Entries supplied
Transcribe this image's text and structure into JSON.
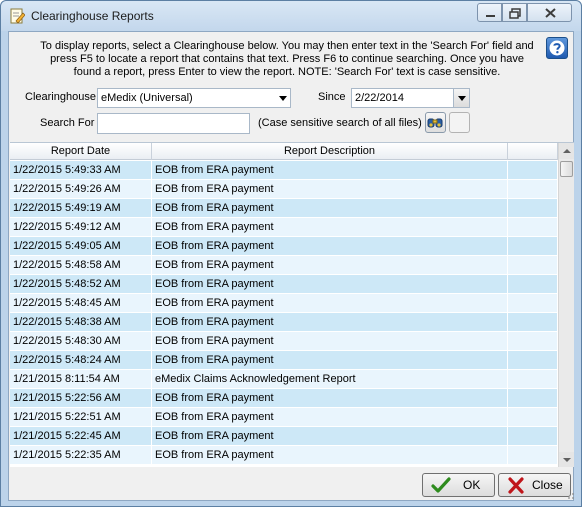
{
  "window": {
    "title": "Clearinghouse Reports",
    "controls": {
      "minimize_icon": "minimize-icon",
      "maximize_icon": "maximize-icon",
      "close_icon": "close-icon"
    }
  },
  "instructions": {
    "line1": "To display reports, select a Clearinghouse below.  You may then enter text in the 'Search For' field and",
    "line2": "press F5 to locate a report that contains that text.  Press F6 to continue searching.  Once you have",
    "line3": "found a report, press Enter to view the report.  NOTE: 'Search For' text is case sensitive."
  },
  "filters": {
    "clearinghouse_label": "Clearinghouse",
    "clearinghouse_value": "eMedix (Universal)",
    "since_label": "Since",
    "since_value": "2/22/2014",
    "search_label": "Search For",
    "search_value": "",
    "search_hint": "(Case sensitive search of all files)"
  },
  "table": {
    "columns": [
      "Report Date",
      "Report Description",
      ""
    ],
    "rows": [
      {
        "date": "1/22/2015 5:49:33 AM",
        "description": "EOB from ERA payment"
      },
      {
        "date": "1/22/2015 5:49:26 AM",
        "description": "EOB from ERA payment"
      },
      {
        "date": "1/22/2015 5:49:19 AM",
        "description": "EOB from ERA payment"
      },
      {
        "date": "1/22/2015 5:49:12 AM",
        "description": "EOB from ERA payment"
      },
      {
        "date": "1/22/2015 5:49:05 AM",
        "description": "EOB from ERA payment"
      },
      {
        "date": "1/22/2015 5:48:58 AM",
        "description": "EOB from ERA payment"
      },
      {
        "date": "1/22/2015 5:48:52 AM",
        "description": "EOB from ERA payment"
      },
      {
        "date": "1/22/2015 5:48:45 AM",
        "description": "EOB from ERA payment"
      },
      {
        "date": "1/22/2015 5:48:38 AM",
        "description": "EOB from ERA payment"
      },
      {
        "date": "1/22/2015 5:48:30 AM",
        "description": "EOB from ERA payment"
      },
      {
        "date": "1/22/2015 5:48:24 AM",
        "description": "EOB from ERA payment"
      },
      {
        "date": "1/21/2015 8:11:54 AM",
        "description": "eMedix Claims Acknowledgement Report"
      },
      {
        "date": "1/21/2015 5:22:56 AM",
        "description": "EOB from ERA payment"
      },
      {
        "date": "1/21/2015 5:22:51 AM",
        "description": "EOB from ERA payment"
      },
      {
        "date": "1/21/2015 5:22:45 AM",
        "description": "EOB from ERA payment"
      },
      {
        "date": "1/21/2015 5:22:35 AM",
        "description": "EOB from ERA payment"
      }
    ]
  },
  "buttons": {
    "ok_label": "OK",
    "close_label": "Close"
  },
  "icons": {
    "app": "document-edit-icon",
    "help": "help-icon",
    "search": "binoculars-icon",
    "ok": "checkmark-icon",
    "close": "x-icon"
  },
  "colors": {
    "row_odd": "#cde8f7",
    "row_even": "#e9f5fd",
    "ok_check": "#2e8b1e",
    "close_x": "#c0161b",
    "help_blue": "#1f5ab0"
  }
}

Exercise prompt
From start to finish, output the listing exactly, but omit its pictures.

Reply to the task
Transcribe this image's text and structure into JSON.
{
  "window": {
    "title": "Clearinghouse Reports",
    "controls": {
      "minimize_icon": "minimize-icon",
      "maximize_icon": "maximize-icon",
      "close_icon": "close-icon"
    }
  },
  "instructions": {
    "line1": "To display reports, select a Clearinghouse below.  You may then enter text in the 'Search For' field and",
    "line2": "press F5 to locate a report that contains that text.  Press F6 to continue searching.  Once you have",
    "line3": "found a report, press Enter to view the report.  NOTE: 'Search For' text is case sensitive."
  },
  "filters": {
    "clearinghouse_label": "Clearinghouse",
    "clearinghouse_value": "eMedix (Universal)",
    "since_label": "Since",
    "since_value": "2/22/2014",
    "search_label": "Search For",
    "search_value": "",
    "search_hint": "(Case sensitive search of all files)"
  },
  "table": {
    "columns": [
      "Report Date",
      "Report Description",
      ""
    ],
    "rows": [
      {
        "date": "1/22/2015 5:49:33 AM",
        "description": "EOB from ERA payment"
      },
      {
        "date": "1/22/2015 5:49:26 AM",
        "description": "EOB from ERA payment"
      },
      {
        "date": "1/22/2015 5:49:19 AM",
        "description": "EOB from ERA payment"
      },
      {
        "date": "1/22/2015 5:49:12 AM",
        "description": "EOB from ERA payment"
      },
      {
        "date": "1/22/2015 5:49:05 AM",
        "description": "EOB from ERA payment"
      },
      {
        "date": "1/22/2015 5:48:58 AM",
        "description": "EOB from ERA payment"
      },
      {
        "date": "1/22/2015 5:48:52 AM",
        "description": "EOB from ERA payment"
      },
      {
        "date": "1/22/2015 5:48:45 AM",
        "description": "EOB from ERA payment"
      },
      {
        "date": "1/22/2015 5:48:38 AM",
        "description": "EOB from ERA payment"
      },
      {
        "date": "1/22/2015 5:48:30 AM",
        "description": "EOB from ERA payment"
      },
      {
        "date": "1/22/2015 5:48:24 AM",
        "description": "EOB from ERA payment"
      },
      {
        "date": "1/21/2015 8:11:54 AM",
        "description": "eMedix Claims Acknowledgement Report"
      },
      {
        "date": "1/21/2015 5:22:56 AM",
        "description": "EOB from ERA payment"
      },
      {
        "date": "1/21/2015 5:22:51 AM",
        "description": "EOB from ERA payment"
      },
      {
        "date": "1/21/2015 5:22:45 AM",
        "description": "EOB from ERA payment"
      },
      {
        "date": "1/21/2015 5:22:35 AM",
        "description": "EOB from ERA payment"
      }
    ]
  },
  "buttons": {
    "ok_label": "OK",
    "close_label": "Close"
  },
  "icons": {
    "app": "document-edit-icon",
    "help": "help-icon",
    "search": "binoculars-icon",
    "ok": "checkmark-icon",
    "close": "x-icon"
  },
  "colors": {
    "row_odd": "#cde8f7",
    "row_even": "#e9f5fd",
    "ok_check": "#2e8b1e",
    "close_x": "#c0161b",
    "help_blue": "#1f5ab0"
  }
}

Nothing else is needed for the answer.